Hyundai’s car plant in Montgomery, Ala., is running at 110 percent of official capacity. Deere and Caterpillar report double-digit sales increases. U.S. steel production rose 7.9 percent last year.
While consumer demand has waxed and waned, U.S. manufacturing has been a steady performer since the recession. Through January, the Institute for Supply Management’s manufacturing index showed 30 consecutive months of expansion. Factory production is supporting a gradually improving economy while boosting rail and truck shipments and containerized exports.
Most forecasters expect continued improvement in 2012, though the European debt crisis and slowing demand from China and other markets could affect growth. “The most likely forecast for U.S. manufacturing is for positive but moderating output growth,” said Cliff Waldman, economist at the Manufacturers Alliance for Productivity and Innovation.
Manufacturing’s impact is showing up in freight volumes. Bob Costello, chief economist at the American Trucking Associations, credited “solid manufacturing output” and inventory restocking for a 6.8 percent jump in the ATA’s seasonally adjusted For-Hire Truck Tonnage Index in December.
The Association of American Railroads said U.S. carload volume rose 1.1 percent and intermodal volume was up 0.4 percent year-over-year in the first three weeks of 2012, despite decreases in bulk grain. Percentage increases were highest for carload shipments of metallic ores, up 24.2 percent through Jan. 21; petroleum products, up 22.4 percent; and motor vehicles and equipment, which rose 15.6 percent.
Freight transportation may see additional gains in automotive traffic this year. Industry analyst WardsAuto raised its forecast for U.S. light-vehicle production this year to 14.5 million units, a level that would be up 10.5 percent from 2011 and the highest since 15 million vehicles were produced in 2007.
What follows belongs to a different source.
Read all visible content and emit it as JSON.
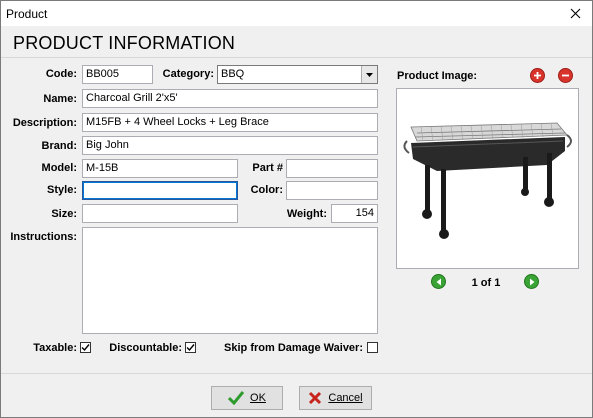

Automakers are ramping up production in U.S. plants. Hyundai said it is maxed out on capacity at its Alabama assembly plant, which produced 338,000 Sonatas and Elantras last year. Detroit’s Big Three automakers General Motors, Ford and Chrysler have said they plan to spend a total of more than $15 million to expand their U.S. operations.
Seeking relief from the strong yen, Japanese automakers Toyota, Honda and Nissan are expanding U.S. capacity with the intention of exporting to other regions.
“We’re looking for opportunities to export more North American models,” Yoshimi Inaba, president of Toyota’s North American operations, said at the North American International Auto Show in Detroit in January. Inaba said Toyota’s export of 100,000 cars from North America in 2011 “is just the beginning.”
German automakers also are increasing U.S. capacity. Volkswagen recently opened a new plant in Chattanooga, Tenn., and is considering construction of a second one to produce Audi vehicles. BMW, a major customer of the Port of Charleston, is expanding its South Carolina assembly plant.
Growth in auto sales and production means more freight for motor carriers and railroads. Like their U.S. counterparts, foreign-based automakers rely mostly on clusters of U.S. suppliers but source many components from other countries.
Factory goods joined refrigerated foodstuffs as key contributors to last year’s estimated 5.4 percent increase in U.S. containerized exports. Journal of Commerce Economist Mario O. Moreno’s December forecast for 2012 called for a 3.8 percent increase.
One of the highlights in last year’s export volume was shipments of U.S.-made agricultural machines and parts. Through last November, exports of these goods totaled 51,998 20-foot equivalent units, up 54.5 percent from the 12-month total in 2010.
“We’re looking for further improvement in the year ahead as a result of some pickup in overall economic conditions and a global farm sector that shows every sign of continuing to charge ahead,” Susan Karlix, manager of investor relations at equipment maker Deere, said at the company’s earnings announcement in November.
However, Europe’s sovereign debt crisis could affect demand for U.S. factory goods, especially if banks tighten credit. “This is a small planet, and things knock into each other very easily,” Waldman said.
U.S. manufacturing numbers closed 2011 strongly. Manufacturers’ orders for goods expected to last at least three years rose 3 percent, led by gains for cars, commercial airplanes, machinery, communications equipment and primary metals.
The improved numbers are driven by post-recession inventory restocking and by U.S. manufacturers’ investments in overseas markets, Waldman said.
“Manufacturers, particularly the larger ones, invested heavily in large emerging markets — China, India, Brazil — that were hit by the global downturn but came back faster and in a more pronounced way than many people expected,” he said.
Waldman expects U.S. manufacturing growth to slacken as inventory levels return to equilibrium and global economic growth slows. “But we don’t see a global recession,” he said. “Global growth is slowing, and business equipment investment is slowing, but both seem likely to stay north of zero.”